INSTRUCTIONS TO FOLLOW>
If a line in the data below holds the word "swatch", include it in the count. Give only the final number.

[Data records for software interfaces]
BEGIN

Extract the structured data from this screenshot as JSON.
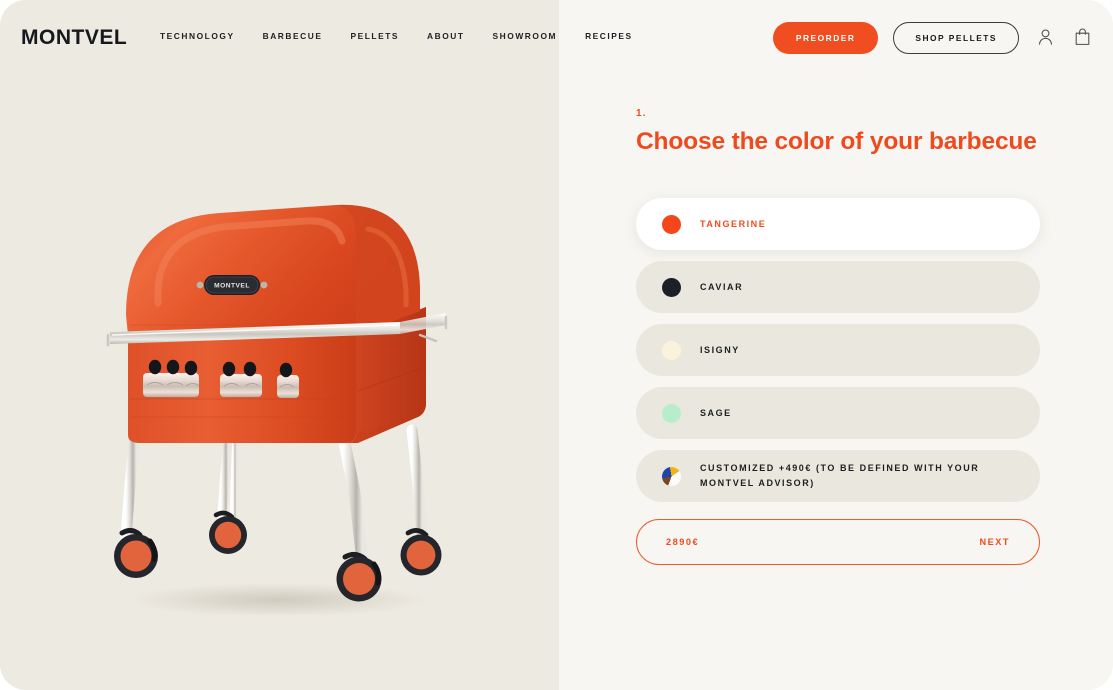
{
  "brand": {
    "logo": "MONTVEL"
  },
  "nav": {
    "items": [
      {
        "label": "TECHNOLOGY"
      },
      {
        "label": "BARBECUE"
      },
      {
        "label": "PELLETS"
      },
      {
        "label": "ABOUT"
      },
      {
        "label": "SHOWROOM"
      },
      {
        "label": "RECIPES"
      }
    ]
  },
  "header_actions": {
    "preorder_label": "PREORDER",
    "shop_pellets_label": "SHOP PELLETS",
    "account_icon": "user-icon",
    "cart_icon": "shopping-bag-icon"
  },
  "product": {
    "badge_text": "MONTVEL",
    "body_color": "#e4572b",
    "alt": "Orange MONTVEL barbecue grill on chrome legs with casters"
  },
  "configurator": {
    "step_number": "1.",
    "title": "Choose the color of your barbecue",
    "options": [
      {
        "label": "TANGERINE",
        "swatch": "#f4461a",
        "selected": true
      },
      {
        "label": "CAVIAR",
        "swatch": "#1c1f26",
        "selected": false
      },
      {
        "label": "ISIGNY",
        "swatch": "#faf3dc",
        "selected": false
      },
      {
        "label": "SAGE",
        "swatch": "#b8edcb",
        "selected": false
      },
      {
        "label": "CUSTOMIZED +490€ (TO BE DEFINED WITH YOUR MONTVEL ADVISOR)",
        "swatch": "multi",
        "selected": false
      }
    ],
    "price": "2890€",
    "next_label": "NEXT"
  },
  "colors": {
    "accent": "#f04d20",
    "ink": "#16181c",
    "panel_left": "#edeae2",
    "panel_right": "#f7f6f2"
  }
}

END

OUTPUT>
5